Saturday, July 10, 2010

Race for the Animals

After a week's worth of being a counselor for students with disabilities out at Mt. Hood I was given a little reprieve from the exhaustive yet super rewarding work. I came back to Portland Friday afternoon and hung out with Erica for the afternoon and then decided to try and get some miles in (which I didn't get a whole lot of while at camp). It was kind of nice though to recover from Bighorn and I was still able to run about 25 miles throughout the week in the stunning Mt. Hood National Forest.

So Friday afternoon I did a nice hilly out and back from home up to Wildwood Trail, Council's Crest (Marquam Trail) down to Terwilliger (Duniway Track) and back for about 18 miles. With the heat wave in Portland I went through about 40 oz. of water and felt the heat take a toll on my body...especially after the long, full week.

Last week I got an email from someone telling me about a Race for the Animals that promotes vegan lifestyle and that it was taking place right down the street from where I live on Saturday morning. I decided that it might be different to go throw down a fast 10k trail race to get the legs moving and engine revving again...plus it's on the trails of Forest Park that I'm so accustomed to running. We started and finished at Lower Macleay Park and did a decently hilly 10k loop up to the Wildwood, down Wild Cherry to Leif, up the Aspen Trail, and then back down to Macleay Park.

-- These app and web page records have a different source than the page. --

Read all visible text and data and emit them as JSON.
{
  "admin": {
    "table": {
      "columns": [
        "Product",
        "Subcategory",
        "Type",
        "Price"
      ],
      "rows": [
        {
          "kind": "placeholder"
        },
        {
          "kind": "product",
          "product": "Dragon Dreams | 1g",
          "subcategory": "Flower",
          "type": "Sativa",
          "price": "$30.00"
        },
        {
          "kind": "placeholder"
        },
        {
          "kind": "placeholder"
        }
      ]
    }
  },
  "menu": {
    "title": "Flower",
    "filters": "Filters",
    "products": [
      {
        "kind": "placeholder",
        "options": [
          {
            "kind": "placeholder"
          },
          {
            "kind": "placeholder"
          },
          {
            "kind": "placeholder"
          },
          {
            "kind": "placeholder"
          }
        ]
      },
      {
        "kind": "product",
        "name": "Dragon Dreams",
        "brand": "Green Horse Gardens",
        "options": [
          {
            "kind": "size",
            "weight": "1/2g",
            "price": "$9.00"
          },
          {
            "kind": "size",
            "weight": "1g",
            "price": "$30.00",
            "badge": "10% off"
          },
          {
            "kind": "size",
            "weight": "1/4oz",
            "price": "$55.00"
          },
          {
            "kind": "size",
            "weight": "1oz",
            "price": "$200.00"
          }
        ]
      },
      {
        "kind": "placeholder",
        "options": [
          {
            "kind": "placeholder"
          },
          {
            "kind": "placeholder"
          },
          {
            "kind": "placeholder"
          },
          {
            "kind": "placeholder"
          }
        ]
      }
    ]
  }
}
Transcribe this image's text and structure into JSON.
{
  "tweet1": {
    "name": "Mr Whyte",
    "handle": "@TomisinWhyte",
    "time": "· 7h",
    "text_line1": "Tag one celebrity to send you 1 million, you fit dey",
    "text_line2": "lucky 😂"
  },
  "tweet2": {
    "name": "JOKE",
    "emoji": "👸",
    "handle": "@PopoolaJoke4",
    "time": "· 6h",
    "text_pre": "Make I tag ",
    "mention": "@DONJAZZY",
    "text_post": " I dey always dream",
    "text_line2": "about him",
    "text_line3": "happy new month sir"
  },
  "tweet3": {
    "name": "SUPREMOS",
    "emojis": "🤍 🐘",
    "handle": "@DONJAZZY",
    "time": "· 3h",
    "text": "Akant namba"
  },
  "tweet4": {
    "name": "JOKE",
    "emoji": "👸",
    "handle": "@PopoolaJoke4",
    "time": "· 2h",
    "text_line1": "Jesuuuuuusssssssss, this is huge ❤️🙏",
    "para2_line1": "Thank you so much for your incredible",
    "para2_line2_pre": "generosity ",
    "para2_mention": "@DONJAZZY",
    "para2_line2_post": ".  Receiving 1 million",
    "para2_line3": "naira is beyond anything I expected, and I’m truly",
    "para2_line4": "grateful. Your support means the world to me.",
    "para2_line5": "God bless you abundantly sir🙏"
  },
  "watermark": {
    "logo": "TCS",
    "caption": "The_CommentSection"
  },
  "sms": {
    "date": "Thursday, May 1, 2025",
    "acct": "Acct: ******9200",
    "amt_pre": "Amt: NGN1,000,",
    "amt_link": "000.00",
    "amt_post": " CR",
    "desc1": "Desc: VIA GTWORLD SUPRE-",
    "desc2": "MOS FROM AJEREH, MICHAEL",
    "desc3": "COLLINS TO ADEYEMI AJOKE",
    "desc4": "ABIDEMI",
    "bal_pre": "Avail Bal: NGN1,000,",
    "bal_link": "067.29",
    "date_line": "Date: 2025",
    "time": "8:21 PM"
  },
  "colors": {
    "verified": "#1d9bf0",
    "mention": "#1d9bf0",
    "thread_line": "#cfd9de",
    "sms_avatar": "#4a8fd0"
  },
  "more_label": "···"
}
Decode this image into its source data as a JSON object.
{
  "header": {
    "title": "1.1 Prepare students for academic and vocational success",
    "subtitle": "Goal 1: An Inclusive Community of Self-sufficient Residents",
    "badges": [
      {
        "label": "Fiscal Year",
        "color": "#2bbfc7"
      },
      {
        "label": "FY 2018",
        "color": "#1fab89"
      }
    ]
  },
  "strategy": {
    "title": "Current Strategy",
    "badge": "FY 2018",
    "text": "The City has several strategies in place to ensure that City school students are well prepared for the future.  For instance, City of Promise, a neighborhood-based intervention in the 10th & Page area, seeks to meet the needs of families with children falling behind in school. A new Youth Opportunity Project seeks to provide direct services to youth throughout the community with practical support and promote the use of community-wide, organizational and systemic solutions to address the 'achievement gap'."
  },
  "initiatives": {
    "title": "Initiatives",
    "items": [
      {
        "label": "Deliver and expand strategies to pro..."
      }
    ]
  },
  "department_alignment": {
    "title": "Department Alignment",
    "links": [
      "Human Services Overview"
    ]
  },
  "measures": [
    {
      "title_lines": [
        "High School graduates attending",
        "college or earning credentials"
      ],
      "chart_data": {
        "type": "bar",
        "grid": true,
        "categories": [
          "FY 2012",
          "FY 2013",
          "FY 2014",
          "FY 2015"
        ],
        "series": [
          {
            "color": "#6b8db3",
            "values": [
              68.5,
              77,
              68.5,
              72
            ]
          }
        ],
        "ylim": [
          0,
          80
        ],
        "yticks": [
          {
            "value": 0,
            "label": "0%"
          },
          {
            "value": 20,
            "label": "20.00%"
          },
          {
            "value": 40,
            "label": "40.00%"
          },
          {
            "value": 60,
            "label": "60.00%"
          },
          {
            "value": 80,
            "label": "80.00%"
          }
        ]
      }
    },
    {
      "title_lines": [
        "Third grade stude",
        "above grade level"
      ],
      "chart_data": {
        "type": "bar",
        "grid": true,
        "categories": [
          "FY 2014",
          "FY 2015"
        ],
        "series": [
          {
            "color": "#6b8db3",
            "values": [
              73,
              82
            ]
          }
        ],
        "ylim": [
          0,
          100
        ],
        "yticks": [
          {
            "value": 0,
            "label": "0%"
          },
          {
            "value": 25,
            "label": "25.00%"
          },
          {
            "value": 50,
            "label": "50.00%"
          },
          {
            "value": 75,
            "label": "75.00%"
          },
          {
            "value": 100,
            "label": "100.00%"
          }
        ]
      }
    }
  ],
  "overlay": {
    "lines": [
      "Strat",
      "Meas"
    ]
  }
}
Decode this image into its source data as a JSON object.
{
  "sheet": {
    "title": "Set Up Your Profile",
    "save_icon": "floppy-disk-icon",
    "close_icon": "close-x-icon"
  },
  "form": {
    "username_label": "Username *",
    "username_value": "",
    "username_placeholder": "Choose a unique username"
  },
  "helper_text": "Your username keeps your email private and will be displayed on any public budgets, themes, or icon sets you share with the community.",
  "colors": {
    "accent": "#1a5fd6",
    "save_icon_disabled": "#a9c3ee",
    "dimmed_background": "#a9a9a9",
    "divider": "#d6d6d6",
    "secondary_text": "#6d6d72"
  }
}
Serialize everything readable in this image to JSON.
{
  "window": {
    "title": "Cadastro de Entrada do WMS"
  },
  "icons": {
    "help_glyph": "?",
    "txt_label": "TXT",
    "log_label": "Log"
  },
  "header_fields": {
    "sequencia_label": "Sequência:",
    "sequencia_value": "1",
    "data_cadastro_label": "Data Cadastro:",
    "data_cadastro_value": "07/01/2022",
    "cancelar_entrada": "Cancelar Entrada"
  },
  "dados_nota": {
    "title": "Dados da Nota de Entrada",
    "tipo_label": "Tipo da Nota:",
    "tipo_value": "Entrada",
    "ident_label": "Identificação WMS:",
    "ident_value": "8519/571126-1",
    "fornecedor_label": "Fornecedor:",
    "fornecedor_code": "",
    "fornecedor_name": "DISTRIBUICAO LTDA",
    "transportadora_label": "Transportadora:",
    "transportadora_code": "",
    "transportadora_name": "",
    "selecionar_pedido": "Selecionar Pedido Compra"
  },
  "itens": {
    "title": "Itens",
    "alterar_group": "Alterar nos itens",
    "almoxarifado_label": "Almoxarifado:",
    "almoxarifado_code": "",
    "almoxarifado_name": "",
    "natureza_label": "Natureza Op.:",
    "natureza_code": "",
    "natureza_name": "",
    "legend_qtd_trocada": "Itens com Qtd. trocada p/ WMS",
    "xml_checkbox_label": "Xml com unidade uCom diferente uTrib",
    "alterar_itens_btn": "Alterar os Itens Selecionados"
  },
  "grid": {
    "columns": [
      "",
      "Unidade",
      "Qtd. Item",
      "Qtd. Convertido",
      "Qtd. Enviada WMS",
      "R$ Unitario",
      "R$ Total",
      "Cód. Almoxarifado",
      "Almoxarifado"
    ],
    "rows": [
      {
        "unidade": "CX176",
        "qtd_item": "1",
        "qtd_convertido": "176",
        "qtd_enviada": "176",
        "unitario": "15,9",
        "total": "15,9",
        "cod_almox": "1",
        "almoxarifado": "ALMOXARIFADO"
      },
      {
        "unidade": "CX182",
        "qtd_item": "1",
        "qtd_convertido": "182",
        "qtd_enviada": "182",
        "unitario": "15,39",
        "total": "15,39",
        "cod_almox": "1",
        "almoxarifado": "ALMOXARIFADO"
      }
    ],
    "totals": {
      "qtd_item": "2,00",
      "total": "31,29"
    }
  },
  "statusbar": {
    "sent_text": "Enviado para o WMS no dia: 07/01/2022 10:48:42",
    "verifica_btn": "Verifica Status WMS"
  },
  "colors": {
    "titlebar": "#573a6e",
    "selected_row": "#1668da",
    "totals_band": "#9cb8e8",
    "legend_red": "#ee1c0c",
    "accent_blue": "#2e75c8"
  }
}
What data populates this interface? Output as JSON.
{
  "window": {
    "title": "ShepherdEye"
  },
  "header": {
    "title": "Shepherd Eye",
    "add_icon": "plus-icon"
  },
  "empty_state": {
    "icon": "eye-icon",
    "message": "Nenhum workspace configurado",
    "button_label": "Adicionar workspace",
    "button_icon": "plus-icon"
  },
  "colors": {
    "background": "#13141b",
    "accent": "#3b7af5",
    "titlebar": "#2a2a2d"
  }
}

I went out hard with a couple younger fit-looking guys from Linfield College...named Sean and Scott. After about two miles Sean started pulling away from me in second place and Scott in third. We started hitting some hills and although they weren't huge they hit you hard when running at a high intensity...especially after running 18 hilly miles the night before!

As the race went on I realized that I probably wasn't going to catch Sean but wanted to maintain second place if I could. When I finally made it down to the Aspen trail someone told me that I was in first place! uh oh...he must of got off course! Sorry dude...I know the feeling...been there...done that!

So I pushed on down the Macleay Trail toward the finish and as I was crossing the bridge maybe a quarter mile from the finish I took a look back and I see Scott kicking pretty hard to catch me. I threw in a pretty hard surge and buried him and came threw for the win in 41:23. Sean definitely would have killed it and probably would have went sub 40 minutes if he didn't make the wrong turn. I had a good time though meeting people and talking with locals and also with some people visiting town. It was a gorgeous morning and the trails were dry and fast...and the temps were starting to heat up as we finished. I was also happy to support a cause that I believe in and I think that Northwest Veg does a great job.

I took my prize gift certificate, scooped up Erica, and we headed to a local Indian Restaurant for some lunch. I'm heading out for some more miles tonight, and tomorrow morning in preparation for White River 50-miler at the end of the month....and headed back to camp at Mt. Hood in the morning for another week.

Last week definitely gave me a little taste of what it is going to be like being a parent. Not only in terms of taking constant care of a child 24 hours a day...but in having to sneak in runs when ever you can swing it!

Below are some pictures of Trillium Lake where I camped all last week and where I'll be the next week as well.

Excellent trails to run around the area and not a bad backdrop of Mt. Hood!

(Mt. Hood at dusk from Trillium Lake)

(Getting a little upper body workout and some Vitamin D!)

Here is a little introductory video of the great work they do out at Mt. Hood Kiwanis Camp.